Task to complete:
Every record must be restated exactly. Drop the images.

Given data:
▬▬▬

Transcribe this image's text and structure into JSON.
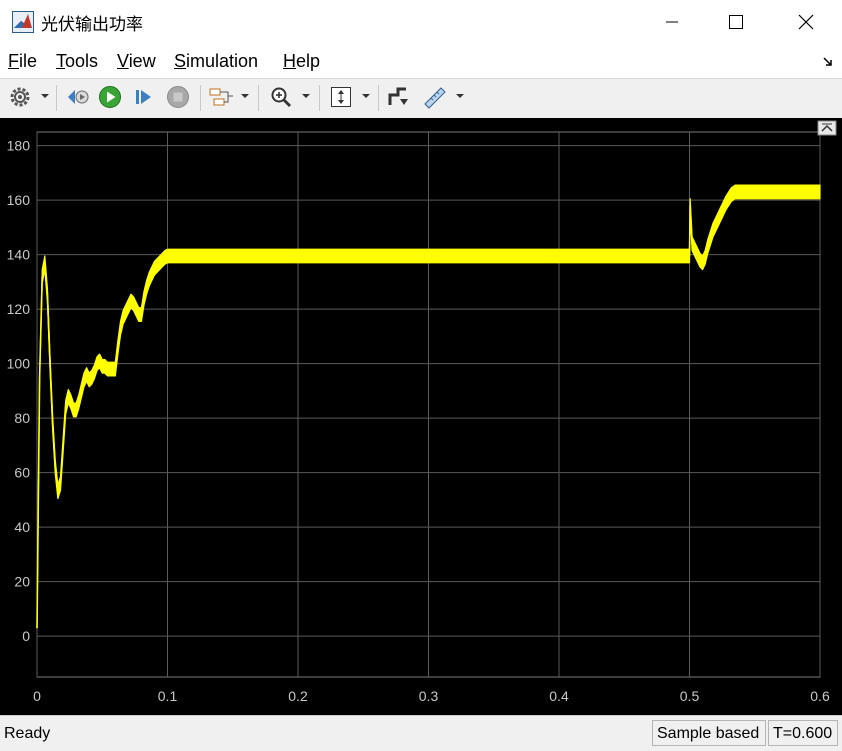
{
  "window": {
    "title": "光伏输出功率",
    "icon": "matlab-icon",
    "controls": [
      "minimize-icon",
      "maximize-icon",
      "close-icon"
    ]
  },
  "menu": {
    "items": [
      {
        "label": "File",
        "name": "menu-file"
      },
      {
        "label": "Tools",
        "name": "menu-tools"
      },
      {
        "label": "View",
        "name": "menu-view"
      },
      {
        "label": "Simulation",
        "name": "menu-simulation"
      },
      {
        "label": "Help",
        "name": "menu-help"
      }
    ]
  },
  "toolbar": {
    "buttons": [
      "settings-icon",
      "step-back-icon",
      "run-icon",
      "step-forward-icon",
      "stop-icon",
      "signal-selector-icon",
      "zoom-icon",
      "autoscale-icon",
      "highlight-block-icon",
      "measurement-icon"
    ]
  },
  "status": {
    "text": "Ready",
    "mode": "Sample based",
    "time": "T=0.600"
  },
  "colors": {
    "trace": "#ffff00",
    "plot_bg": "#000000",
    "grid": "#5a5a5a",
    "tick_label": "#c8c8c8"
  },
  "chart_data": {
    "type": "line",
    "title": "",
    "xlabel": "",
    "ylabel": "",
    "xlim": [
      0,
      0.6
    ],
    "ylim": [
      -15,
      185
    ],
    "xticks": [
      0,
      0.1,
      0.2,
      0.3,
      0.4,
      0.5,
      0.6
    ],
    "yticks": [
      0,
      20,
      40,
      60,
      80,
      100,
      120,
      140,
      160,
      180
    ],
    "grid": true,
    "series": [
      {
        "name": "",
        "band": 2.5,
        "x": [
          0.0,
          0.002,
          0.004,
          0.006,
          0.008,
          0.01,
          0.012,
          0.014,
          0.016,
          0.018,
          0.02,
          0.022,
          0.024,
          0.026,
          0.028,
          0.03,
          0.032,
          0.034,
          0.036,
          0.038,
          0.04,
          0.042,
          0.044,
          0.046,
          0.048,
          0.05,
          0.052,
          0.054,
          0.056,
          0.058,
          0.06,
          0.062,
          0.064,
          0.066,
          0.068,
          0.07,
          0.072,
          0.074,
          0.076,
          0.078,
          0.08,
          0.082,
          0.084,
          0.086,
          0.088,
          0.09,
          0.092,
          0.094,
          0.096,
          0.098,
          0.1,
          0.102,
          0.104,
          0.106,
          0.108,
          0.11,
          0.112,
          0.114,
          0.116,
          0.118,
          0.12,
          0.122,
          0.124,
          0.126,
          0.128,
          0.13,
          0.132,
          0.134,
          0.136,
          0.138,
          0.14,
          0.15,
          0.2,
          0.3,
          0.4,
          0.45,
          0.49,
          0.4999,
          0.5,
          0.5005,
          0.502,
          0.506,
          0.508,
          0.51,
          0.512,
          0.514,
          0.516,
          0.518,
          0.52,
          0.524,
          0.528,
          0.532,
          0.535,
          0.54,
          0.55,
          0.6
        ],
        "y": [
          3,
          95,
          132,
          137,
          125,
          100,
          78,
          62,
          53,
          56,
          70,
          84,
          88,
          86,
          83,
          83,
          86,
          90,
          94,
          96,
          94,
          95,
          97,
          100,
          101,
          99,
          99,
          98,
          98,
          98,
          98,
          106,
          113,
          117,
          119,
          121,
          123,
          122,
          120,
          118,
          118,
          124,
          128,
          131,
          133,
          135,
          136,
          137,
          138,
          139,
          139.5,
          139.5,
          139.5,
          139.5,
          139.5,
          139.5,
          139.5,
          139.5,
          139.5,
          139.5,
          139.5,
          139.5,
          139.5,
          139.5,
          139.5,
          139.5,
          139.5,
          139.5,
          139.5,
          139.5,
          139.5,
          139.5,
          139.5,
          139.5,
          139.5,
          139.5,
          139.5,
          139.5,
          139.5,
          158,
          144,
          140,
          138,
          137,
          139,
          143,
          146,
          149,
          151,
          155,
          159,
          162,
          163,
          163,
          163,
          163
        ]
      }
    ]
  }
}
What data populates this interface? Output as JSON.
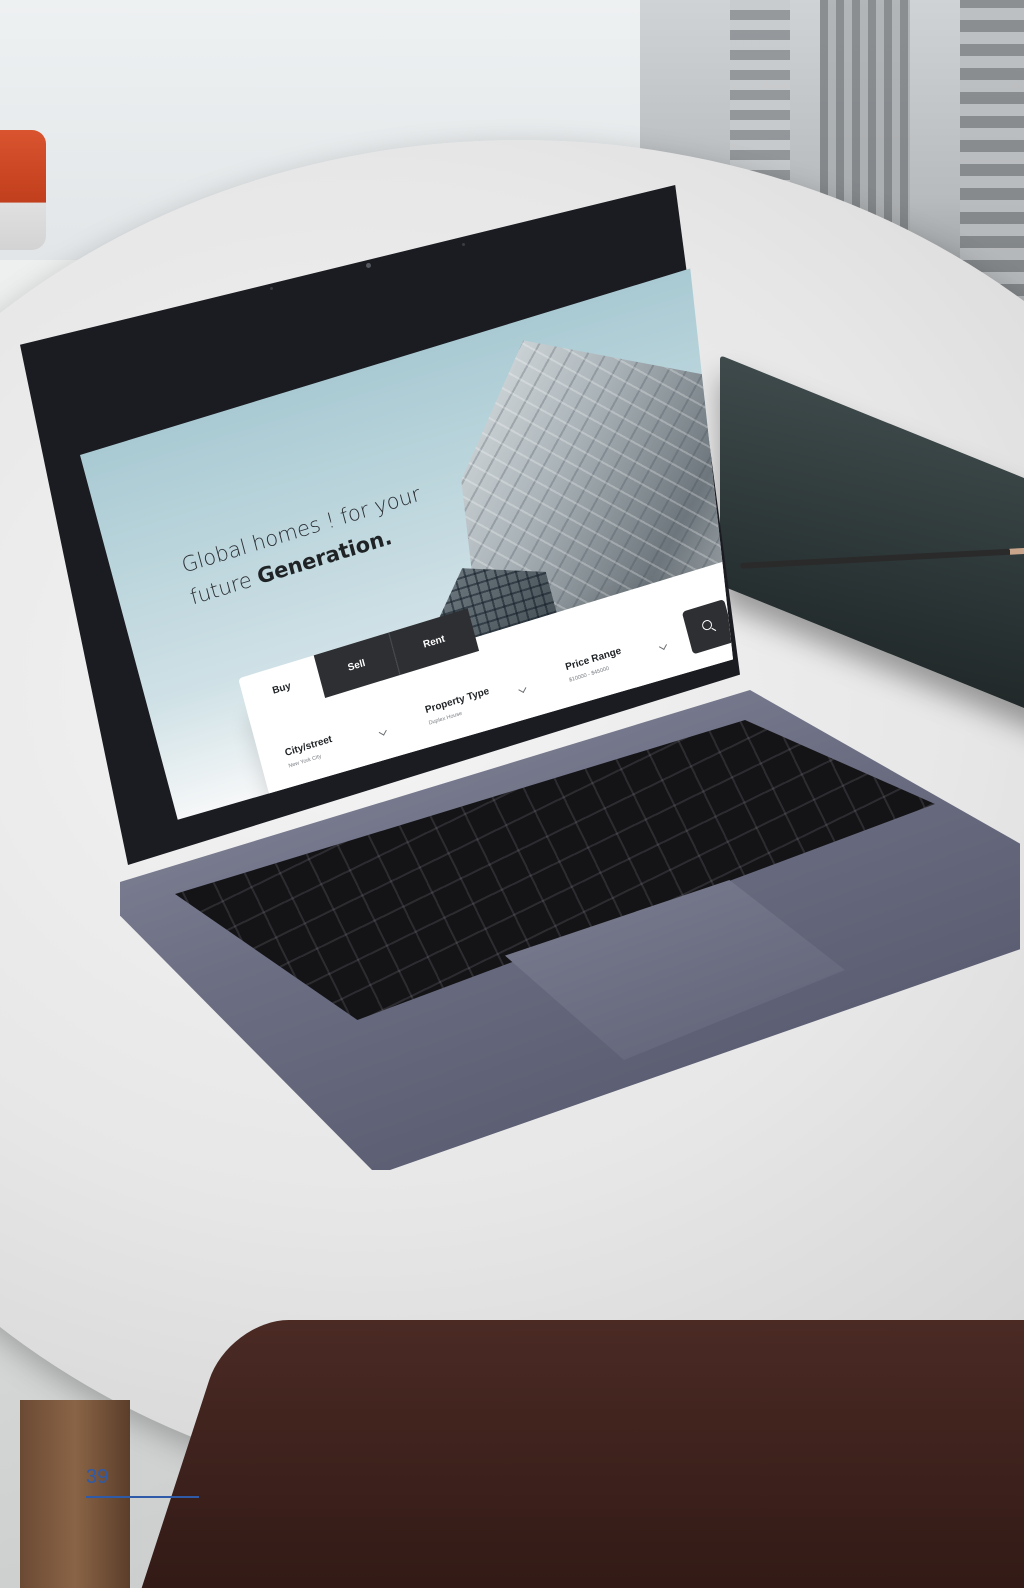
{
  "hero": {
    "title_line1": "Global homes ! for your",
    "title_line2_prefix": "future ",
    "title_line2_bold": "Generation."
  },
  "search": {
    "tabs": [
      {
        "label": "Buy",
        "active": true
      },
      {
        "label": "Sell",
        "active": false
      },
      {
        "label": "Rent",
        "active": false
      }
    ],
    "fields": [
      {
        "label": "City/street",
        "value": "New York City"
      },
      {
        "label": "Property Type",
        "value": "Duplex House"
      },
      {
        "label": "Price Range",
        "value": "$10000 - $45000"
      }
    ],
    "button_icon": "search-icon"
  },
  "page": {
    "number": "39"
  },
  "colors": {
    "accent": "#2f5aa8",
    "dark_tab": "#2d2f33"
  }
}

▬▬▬

Solution for this task:
Transcribe this image's text and structure into JSON.
{
  "window": {
    "title": "光伏输出功率",
    "icon": "matlab-icon",
    "controls": [
      "minimize-icon",
      "maximize-icon",
      "close-icon"
    ]
  },
  "menu": {
    "items": [
      {
        "label": "File",
        "name": "menu-file"
      },
      {
        "label": "Tools",
        "name": "menu-tools"
      },
      {
        "label": "View",
        "name": "menu-view"
      },
      {
        "label": "Simulation",
        "name": "menu-simulation"
      },
      {
        "label": "Help",
        "name": "menu-help"
      }
    ]
  },
  "toolbar": {
    "buttons": [
      "settings-icon",
      "step-back-icon",
      "run-icon",
      "step-forward-icon",
      "stop-icon",
      "signal-selector-icon",
      "zoom-icon",
      "autoscale-icon",
      "highlight-block-icon",
      "measurement-icon"
    ]
  },
  "status": {
    "text": "Ready",
    "mode": "Sample based",
    "time": "T=0.600"
  },
  "colors": {
    "trace": "#ffff00",
    "plot_bg": "#000000",
    "grid": "#5a5a5a",
    "tick_label": "#c8c8c8"
  },
  "chart_data": {
    "type": "line",
    "title": "",
    "xlabel": "",
    "ylabel": "",
    "xlim": [
      0,
      0.6
    ],
    "ylim": [
      -15,
      185
    ],
    "xticks": [
      0,
      0.1,
      0.2,
      0.3,
      0.4,
      0.5,
      0.6
    ],
    "yticks": [
      0,
      20,
      40,
      60,
      80,
      100,
      120,
      140,
      160,
      180
    ],
    "grid": true,
    "series": [
      {
        "name": "",
        "band": 2.5,
        "x": [
          0.0,
          0.002,
          0.004,
          0.006,
          0.008,
          0.01,
          0.012,
          0.014,
          0.016,
          0.018,
          0.02,
          0.022,
          0.024,
          0.026,
          0.028,
          0.03,
          0.032,
          0.034,
          0.036,
          0.038,
          0.04,
          0.042,
          0.044,
          0.046,
          0.048,
          0.05,
          0.052,
          0.054,
          0.056,
          0.058,
          0.06,
          0.062,
          0.064,
          0.066,
          0.068,
          0.07,
          0.072,
          0.074,
          0.076,
          0.078,
          0.08,
          0.082,
          0.084,
          0.086,
          0.088,
          0.09,
          0.092,
          0.094,
          0.096,
          0.098,
          0.1,
          0.102,
          0.104,
          0.106,
          0.108,
          0.11,
          0.112,
          0.114,
          0.116,
          0.118,
          0.12,
          0.122,
          0.124,
          0.126,
          0.128,
          0.13,
          0.132,
          0.134,
          0.136,
          0.138,
          0.14,
          0.15,
          0.2,
          0.3,
          0.4,
          0.45,
          0.49,
          0.4999,
          0.5,
          0.5005,
          0.502,
          0.506,
          0.508,
          0.51,
          0.512,
          0.514,
          0.516,
          0.518,
          0.52,
          0.524,
          0.528,
          0.532,
          0.535,
          0.54,
          0.55,
          0.6
        ],
        "y": [
          3,
          95,
          132,
          137,
          125,
          100,
          78,
          62,
          53,
          56,
          70,
          84,
          88,
          86,
          83,
          83,
          86,
          90,
          94,
          96,
          94,
          95,
          97,
          100,
          101,
          99,
          99,
          98,
          98,
          98,
          98,
          106,
          113,
          117,
          119,
          121,
          123,
          122,
          120,
          118,
          118,
          124,
          128,
          131,
          133,
          135,
          136,
          137,
          138,
          139,
          139.5,
          139.5,
          139.5,
          139.5,
          139.5,
          139.5,
          139.5,
          139.5,
          139.5,
          139.5,
          139.5,
          139.5,
          139.5,
          139.5,
          139.5,
          139.5,
          139.5,
          139.5,
          139.5,
          139.5,
          139.5,
          139.5,
          139.5,
          139.5,
          139.5,
          139.5,
          139.5,
          139.5,
          139.5,
          158,
          144,
          140,
          138,
          137,
          139,
          143,
          146,
          149,
          151,
          155,
          159,
          162,
          163,
          163,
          163,
          163
        ]
      }
    ]
  }
}
What data populates this interface? Output as JSON.
{
  "hero": {
    "title_line1": "Global homes ! for your",
    "title_line2_prefix": "future ",
    "title_line2_bold": "Generation."
  },
  "search": {
    "tabs": [
      {
        "label": "Buy",
        "active": true
      },
      {
        "label": "Sell",
        "active": false
      },
      {
        "label": "Rent",
        "active": false
      }
    ],
    "fields": [
      {
        "label": "City/street",
        "value": "New York City"
      },
      {
        "label": "Property Type",
        "value": "Duplex House"
      },
      {
        "label": "Price Range",
        "value": "$10000 - $45000"
      }
    ],
    "button_icon": "search-icon"
  },
  "page": {
    "number": "39"
  },
  "colors": {
    "accent": "#2f5aa8",
    "dark_tab": "#2d2f33"
  }
}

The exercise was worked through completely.